Updated March 18th, 2021
HTTP is a stateless request/response protocol that operates by exchanging messages across a reliable transport or session-layer “connection”.
Stateless: The protocol itself provides “no memory” about previous requests or responses. Each request is “new”.
Request/Response: All exchanges are initiate by the client by making a request. Servers cannot independently send updates to the clients. Use Websockets for that.
How is a message different from a packet?
A message is this case is an application layer concept. Large HTTP messages are broken into smaller packets by the transport layer (usually TCP) and then sent over IP.
There are only two types of HTTP messages: request and response.
“Messages are passed in a format similar to that used by Internet mail [RFC5322] and the Multipurpose Internet Mail Extensions (MIME) [RFC2045]”
An HTTP client is a program that establishes a connection to a server for the purpose of sending one or more HTTP requests.
An HTTP server is a program that accepts connections in order to service HTTP requests by sending HTTP responses.
The same computer can host multiple clients and servers.
A single program may have both client and server functionality
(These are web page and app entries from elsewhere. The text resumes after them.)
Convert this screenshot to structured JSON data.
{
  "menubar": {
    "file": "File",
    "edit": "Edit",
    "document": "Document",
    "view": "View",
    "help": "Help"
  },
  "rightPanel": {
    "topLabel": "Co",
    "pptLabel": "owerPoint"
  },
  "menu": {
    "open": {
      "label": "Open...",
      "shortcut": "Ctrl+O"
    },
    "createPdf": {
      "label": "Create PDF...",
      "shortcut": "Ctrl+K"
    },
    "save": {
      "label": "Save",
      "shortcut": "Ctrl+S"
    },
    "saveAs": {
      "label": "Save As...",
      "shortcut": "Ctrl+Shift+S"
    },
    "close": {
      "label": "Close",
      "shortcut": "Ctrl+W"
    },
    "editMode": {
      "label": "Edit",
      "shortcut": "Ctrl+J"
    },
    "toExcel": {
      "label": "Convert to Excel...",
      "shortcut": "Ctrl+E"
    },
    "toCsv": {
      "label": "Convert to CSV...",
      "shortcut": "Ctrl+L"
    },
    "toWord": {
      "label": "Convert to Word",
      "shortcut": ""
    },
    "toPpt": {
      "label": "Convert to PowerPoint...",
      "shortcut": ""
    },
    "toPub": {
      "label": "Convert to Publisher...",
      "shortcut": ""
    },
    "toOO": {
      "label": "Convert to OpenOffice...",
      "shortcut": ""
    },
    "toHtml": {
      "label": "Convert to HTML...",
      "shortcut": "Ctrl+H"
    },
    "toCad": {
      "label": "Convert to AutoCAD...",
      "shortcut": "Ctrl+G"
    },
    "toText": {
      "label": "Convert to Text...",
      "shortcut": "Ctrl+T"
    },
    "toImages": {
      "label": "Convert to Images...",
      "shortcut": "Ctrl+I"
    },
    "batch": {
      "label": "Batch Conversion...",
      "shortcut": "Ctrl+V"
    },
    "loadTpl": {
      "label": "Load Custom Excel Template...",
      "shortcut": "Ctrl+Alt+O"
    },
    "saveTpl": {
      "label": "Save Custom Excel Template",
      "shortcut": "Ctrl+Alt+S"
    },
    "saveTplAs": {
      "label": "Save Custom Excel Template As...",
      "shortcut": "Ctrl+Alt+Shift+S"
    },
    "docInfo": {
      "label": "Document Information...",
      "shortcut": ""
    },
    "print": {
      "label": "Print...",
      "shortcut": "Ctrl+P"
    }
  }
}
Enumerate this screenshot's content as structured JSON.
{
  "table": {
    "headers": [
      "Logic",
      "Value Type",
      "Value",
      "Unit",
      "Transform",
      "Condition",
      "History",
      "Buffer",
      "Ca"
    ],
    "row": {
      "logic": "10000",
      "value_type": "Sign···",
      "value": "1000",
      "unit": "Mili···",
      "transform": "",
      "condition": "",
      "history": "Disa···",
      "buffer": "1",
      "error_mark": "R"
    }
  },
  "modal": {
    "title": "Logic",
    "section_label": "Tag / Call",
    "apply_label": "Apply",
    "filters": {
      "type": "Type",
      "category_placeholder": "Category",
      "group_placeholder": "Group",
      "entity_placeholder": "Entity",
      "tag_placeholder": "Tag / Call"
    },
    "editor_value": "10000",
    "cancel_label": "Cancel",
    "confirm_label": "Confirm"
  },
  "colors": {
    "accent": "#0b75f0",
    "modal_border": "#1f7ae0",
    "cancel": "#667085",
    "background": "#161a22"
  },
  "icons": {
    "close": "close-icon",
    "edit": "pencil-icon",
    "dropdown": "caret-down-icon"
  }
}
We typically think of a web Browser as the client, but we can and will make HTTP requests programmatically for testing and other purposes.
Web servers come in many “flavors” depending on deployment context, features, performance, etc…
However intermediate systems called proxies may also take part
HTTP 1.1 is a text based protocol that uses CRLF to separate various parts of messages.
HTTP 2 keeps most of the high level interface that we will learn but provides much more efficient methods for encoding (binary) and transmission of messages.
Both flavors are supported by Node.js and Express.js, we will only use HTTP 1.1 for simplicity.
method request-target HTTP1.1 \r\n
TRACE. See RFC7231
The request-target is either the entire URI or only the path part (slashes after the domain)
All general-purpose servers MUST support the methods GET and HEAD. All other methods are OPTIONAL.
The message (request or response) start line is followed by one or more Headers. These headers have the form:
Header-Name: Information \r\n
request to www.grotto-networking.com:
GET / HTTP/1.1\r\n Host: www.grotto-networking.com\r\n Connection: keep-alive\r\n Upgrade-Insecure-Requests: 1\r\n User-Agent: Mozilla/5.0 (Windows NT 10.0; Win64; x64) AppleWebKit/537.36 (KHTML, like Gecko) Chrome/57.0.2987.133 Safari/537.36\r\n Accept: text/html,application/xhtml+xml,application/xml;q=0.9,image/webp,*/*;q=0.8\r\n Accept-Encoding: gzip, deflate, sdch\r\n Accept-Language: en-US,en;q=0.8\r\n \r\n
HTTP/1.1 status-code reason-phrase \r\n
OK: Things worked!
401 Unauthorized, 403
Forbidden: Permission/Authorization issues
Not Found: Client asking for something that doesn’t exist or we put something in the wrong place on the server.
Internal Server Error: A problem with the server code.
Used to describe body content RFC7231
HTTP/1.1 200 OK\r\n Server: nginx\r\n Date: Wed, 12 Apr 2017 20:08:38 GMT\r\n Content-Type: text/html\r\n Transfer-Encoding: chunked\r\n Connection: keep-alive\r\n Vary: Accept-Encoding\r\n Last-Modified: Thu, 16 Mar 2017 02:56:28 GMT\r\n ETag: W/"5581190-2b5e-54ad0351c774c"\r\n Content-Encoding: gzip\r\n \r\n [Page content gziped]
From MDN HTTP Overview
Wireshark HTTP trace to www.grotto-networking.com:
A forward proxy is an Internet-facing proxy used to retrieve data from a wide range of sources. Used for monitoring, content filtering, bypassing filters and censorship, caching, and more.
A reverse proxy is an internal-facing proxy used as a front-end to control access to servers on a private network. Common tasks include: load-balancing, authentication, decryption or caching.
We will want to use proxy functionality in development:
Servers and proxies will perform different actions on requests messages based on:
The URL or portions of the URL
The HTTP Method (GET, POST, etc…)
We can think of this as application layer switching. High end servers such as NGINX and Apache 2 provide elaborate configuration options for this. Almost all servers provide some capabilities for this.